Polly Nor Exhibition Preview - Bricks Magazine
Polly Nor's brand new solo exhibition, ‘Airing My Dirty Laundry in Public’, illustrates all too relatable scenes of the female experience during the age of the internet.
Well known among us for her satirical takes on everyday insecurities, tricky relationships, mental health and the grapple for self-acceptance, Polly Nor invites us to explore a new collection of previously unseen digital illustrations at her week-long 'Airing My Dirty Laundry in Public' exhibition at Protein Studios.
The unseen 36-part illustration series (plus a new ceramic sculpture work and an immersive installation piece) will be on display alongside her full collection of original hand-drawn illustrations, all bound together by continued themes of identity, sexuality and emotional turmoil, and the ways women live them out in an era so deeply governed by the world wide web.
Her (sometimes) twisted, (always) tongue-in-cheek depictions of women behind the scenes of everyday life has caught the attention of more eyes online than most illustrators could ever dream of, and has seen her work noted in the media by the likes of i-D, Dazed, It's Nice That, BBC Three and The Creator's Project. Her Instagram has amassed a commendable fanbase of 1 million and is home to some of the most shared illustrations on social media — all the while her work ironically taps into and points fun of the less glamourous aspects of being switched on and logged in.
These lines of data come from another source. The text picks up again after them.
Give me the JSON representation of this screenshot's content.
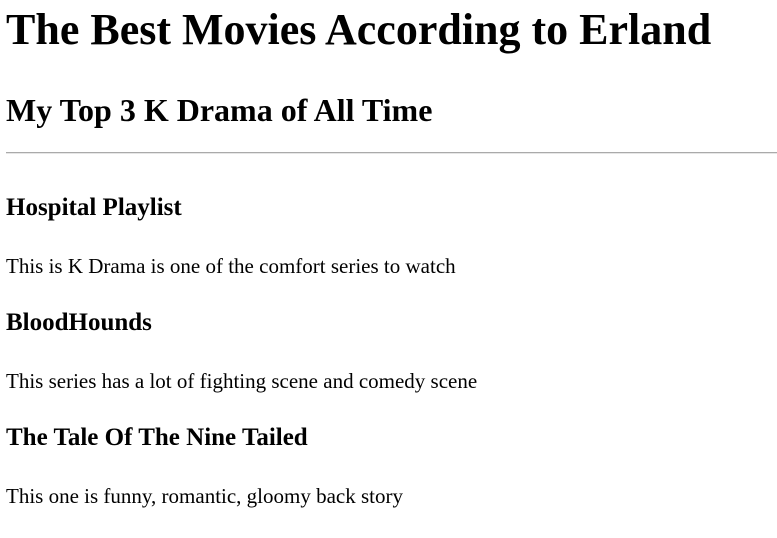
{
  "page": {
    "title": "The Best Movies According to Erland",
    "subtitle": "My Top 3 K Drama of All Time"
  },
  "entries": [
    {
      "title": "Hospital Playlist",
      "description": "This is K Drama is one of the comfort series to watch"
    },
    {
      "title": "BloodHounds",
      "description": "This series has a lot of fighting scene and comedy scene"
    },
    {
      "title": "The Tale Of The Nine Tailed",
      "description": "This one is funny, romantic, gloomy back story"
    }
  ]
}
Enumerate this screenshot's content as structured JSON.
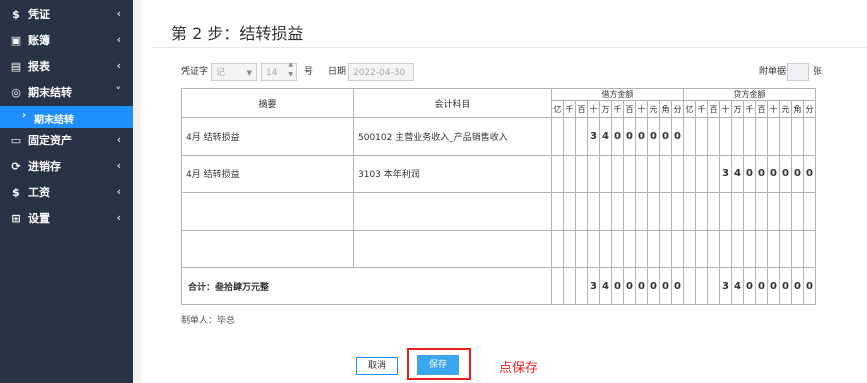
{
  "sidebar": {
    "items": [
      {
        "icon": "$",
        "label": "凭证",
        "chevron": "‹"
      },
      {
        "icon": "▣",
        "label": "账簿",
        "chevron": "‹"
      },
      {
        "icon": "▤",
        "label": "报表",
        "chevron": "‹"
      },
      {
        "icon": "◎",
        "label": "期末结转",
        "chevron": "˅"
      },
      {
        "icon": "▭",
        "label": "固定资产",
        "chevron": "‹"
      },
      {
        "icon": "⟳",
        "label": "进销存",
        "chevron": "‹"
      },
      {
        "icon": "$",
        "label": "工资",
        "chevron": "‹"
      },
      {
        "icon": "⊞",
        "label": "设置",
        "chevron": "‹"
      }
    ],
    "sub_item": {
      "bullet": "›",
      "label": "期末结转"
    }
  },
  "main": {
    "step_title": "第 2 步：结转损益",
    "voucher": {
      "type_label": "凭证字",
      "type_value": "记",
      "number_value": "14",
      "number_suffix": "号",
      "date_label": "日期",
      "date_value": "2022-04-30",
      "attachment_label": "附单据",
      "attachment_unit": "张"
    },
    "table": {
      "col_summary": "摘要",
      "col_subject": "会计科目",
      "col_debit": "借方金额",
      "col_credit": "贷方金额",
      "digit_headers": [
        "亿",
        "千",
        "百",
        "十",
        "万",
        "千",
        "百",
        "十",
        "元",
        "角",
        "分"
      ],
      "rows": [
        {
          "summary": "4月 结转损益",
          "subject": "500102 主营业务收入_产品销售收入",
          "debit": [
            "",
            "",
            "",
            "3",
            "4",
            "0",
            "0",
            "0",
            "0",
            "0",
            "0"
          ],
          "credit": [
            "",
            "",
            "",
            "",
            "",
            "",
            "",
            "",
            "",
            "",
            ""
          ]
        },
        {
          "summary": "4月 结转损益",
          "subject": "3103 本年利润",
          "debit": [
            "",
            "",
            "",
            "",
            "",
            "",
            "",
            "",
            "",
            "",
            ""
          ],
          "credit": [
            "",
            "",
            "",
            "3",
            "4",
            "0",
            "0",
            "0",
            "0",
            "0",
            "0"
          ]
        },
        {
          "summary": "",
          "subject": "",
          "debit": [
            "",
            "",
            "",
            "",
            "",
            "",
            "",
            "",
            "",
            "",
            ""
          ],
          "credit": [
            "",
            "",
            "",
            "",
            "",
            "",
            "",
            "",
            "",
            "",
            ""
          ]
        },
        {
          "summary": "",
          "subject": "",
          "debit": [
            "",
            "",
            "",
            "",
            "",
            "",
            "",
            "",
            "",
            "",
            ""
          ],
          "credit": [
            "",
            "",
            "",
            "",
            "",
            "",
            "",
            "",
            "",
            "",
            ""
          ]
        }
      ],
      "total_label": "合计：叁拾肆万元整",
      "total_debit": [
        "",
        "",
        "",
        "3",
        "4",
        "0",
        "0",
        "0",
        "0",
        "0",
        "0"
      ],
      "total_credit": [
        "",
        "",
        "",
        "3",
        "4",
        "0",
        "0",
        "0",
        "0",
        "0",
        "0"
      ]
    },
    "maker": "制单人：毕总",
    "cancel_label": "取消",
    "save_label": "保存",
    "annotation": "点保存"
  }
}
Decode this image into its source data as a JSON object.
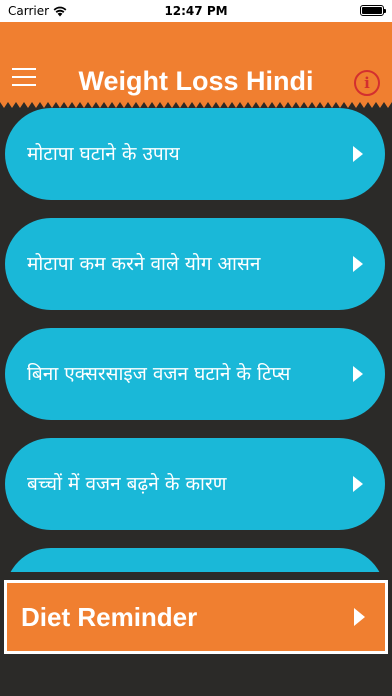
{
  "status_bar": {
    "carrier": "Carrier",
    "time": "12:47 PM"
  },
  "navbar": {
    "title": "Weight Loss Hindi",
    "info_symbol": "i"
  },
  "menu_items": [
    {
      "label": "मोटापा घटाने के उपाय"
    },
    {
      "label": "मोटापा कम करने वाले योग आसन"
    },
    {
      "label": "बिना एक्सरसाइज वजन घटाने के टिप्स"
    },
    {
      "label": "बच्चों में वजन बढ़ने के कारण"
    }
  ],
  "diet_reminder": {
    "label": "Diet Reminder"
  },
  "colors": {
    "accent": "#f07f30",
    "item_bg": "#1ab8d8",
    "background": "#2b2a28",
    "info": "#d32f2f"
  }
}
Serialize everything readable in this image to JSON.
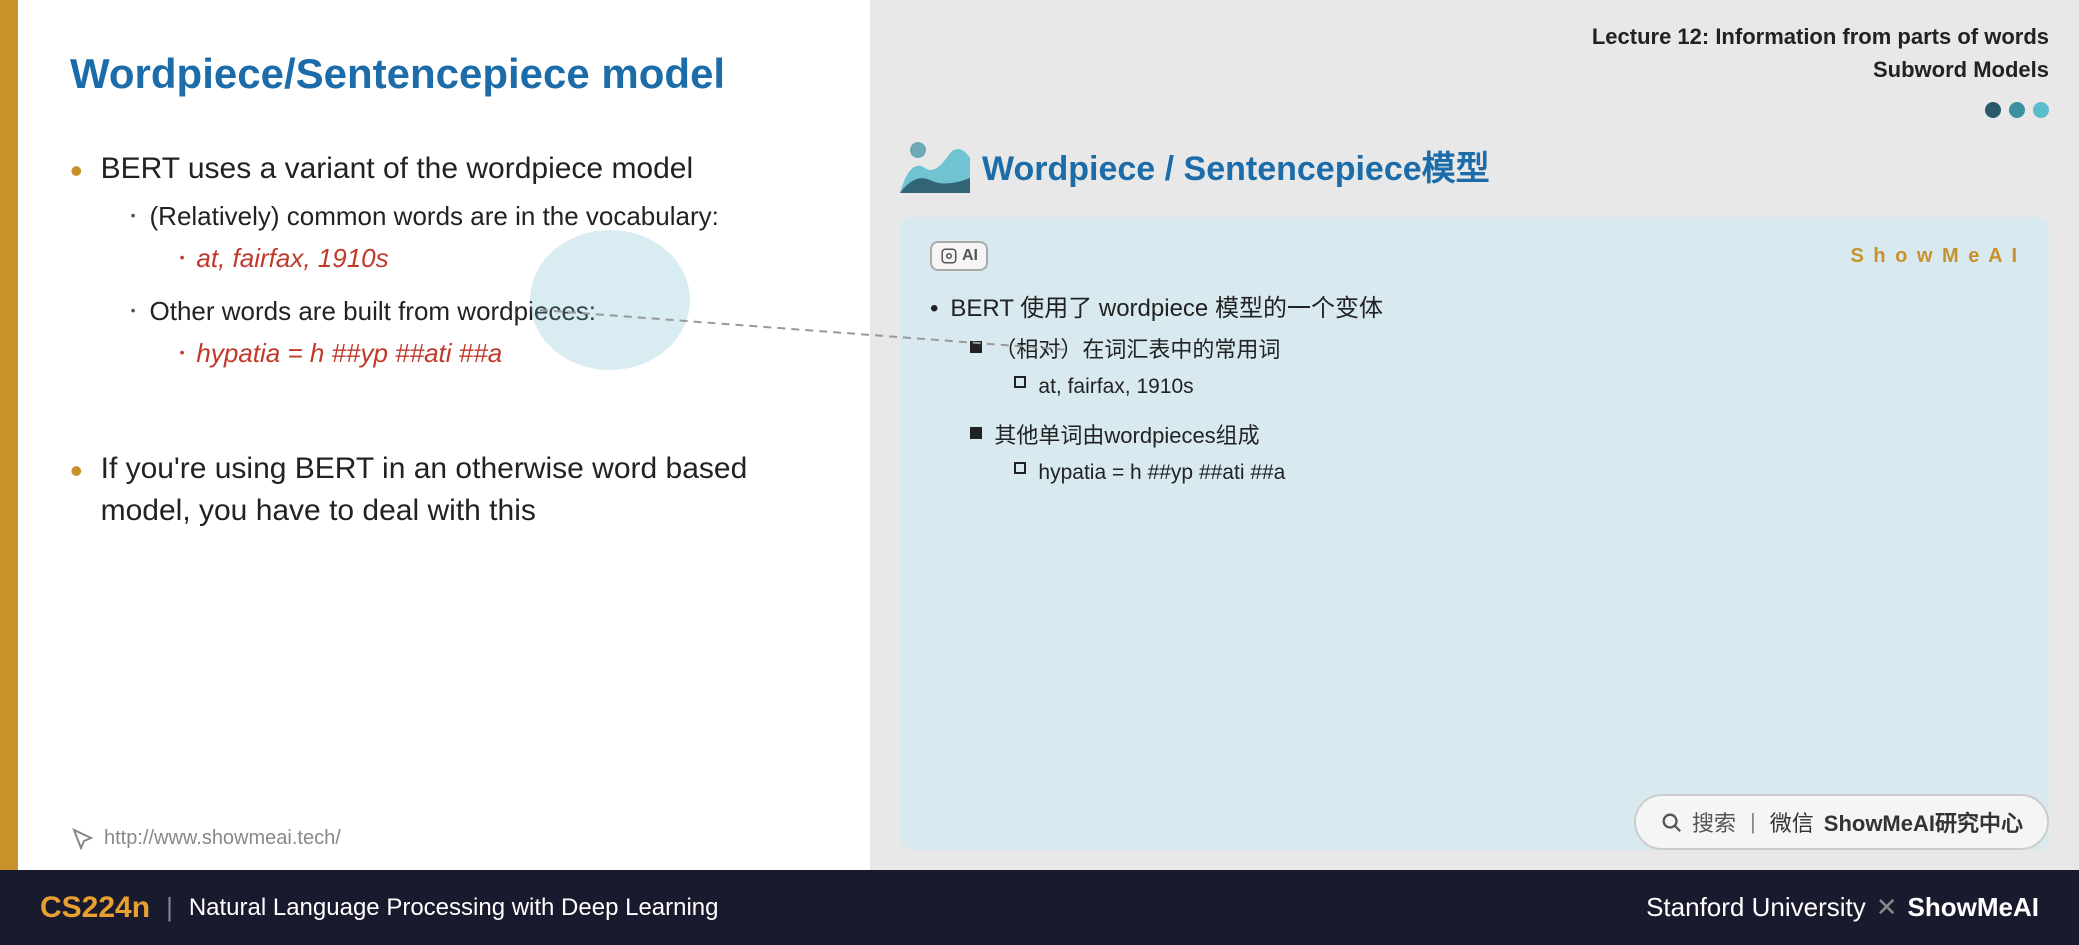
{
  "slide": {
    "title": "Wordpiece/Sentencepiece model",
    "left_border_color": "#c8922a",
    "bullets": [
      {
        "text": "BERT uses a variant of the wordpiece model",
        "sub_bullets": [
          {
            "text": "(Relatively) common words are in the vocabulary:",
            "sub_sub_bullets": [
              {
                "text": "at, fairfax, 1910s"
              }
            ]
          },
          {
            "text": "Other words are built from wordpieces:",
            "sub_sub_bullets": [
              {
                "text": "hypatia = h  ##yp  ##ati  ##a"
              }
            ]
          }
        ]
      },
      {
        "text": "If you're using BERT in an otherwise word based model, you have to deal with this",
        "sub_bullets": []
      }
    ],
    "footer_icon": "cursor-icon",
    "footer_url": "http://www.showmeai.tech/"
  },
  "right_panel": {
    "lecture_line1": "Lecture 12: Information from parts of words",
    "lecture_line2": "Subword Models",
    "title": "Wordpiece / Sentencepiece模型",
    "card": {
      "ai_badge": "AI",
      "showmeai_label": "S h o w M e A I",
      "main_bullet": "BERT 使用了 wordpiece 模型的一个变体",
      "sub_bullets": [
        {
          "text": "（相对）在词汇表中的常用词",
          "sub_sub": [
            {
              "text": "at, fairfax, 1910s"
            }
          ]
        },
        {
          "text": "其他单词由wordpieces组成",
          "sub_sub": [
            {
              "text": "hypatia = h ##yp ##ati ##a"
            }
          ]
        }
      ]
    },
    "search_placeholder": "搜索 | 微信 ShowMeAI研究中心"
  },
  "bottom_bar": {
    "course_code": "CS224n",
    "divider": "|",
    "course_name": "Natural Language Processing with Deep Learning",
    "right_text_1": "Stanford University",
    "right_x": "✕",
    "right_text_2": "ShowMeAI"
  }
}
Her work is deservingly popular. Why? With illustrations so identifiable and reflective of moments that many of us can recount from our own daily happenings and how we use the internet, Polly has quite the knack for laying bare all the ugly and real aspects of being a woman living in a digitally connected world, painting un-touched up scenes of what really goes on behind our laptop and mobile screens. Witty, bold and clever in her presentation, she captures a devilish motif that weaves its way in and out most of her illustrations; a problematic character that seems to epitomise the internal monologue of the female characters she depicts — as they struggle against, are consumed by and confront the pressures and expectations from the outside world. Sometimes Polly’s females come out on top, most of the time the devil wins — and every now and again they become one another.
From scenes of untidy bedrooms, porn consumption and masturbation, to scrolling through social media from the comfort of the loo, Polly shows us inside the mind and habits of the digitally conscious woman and the dark side of its effects on mental well-being and self-image.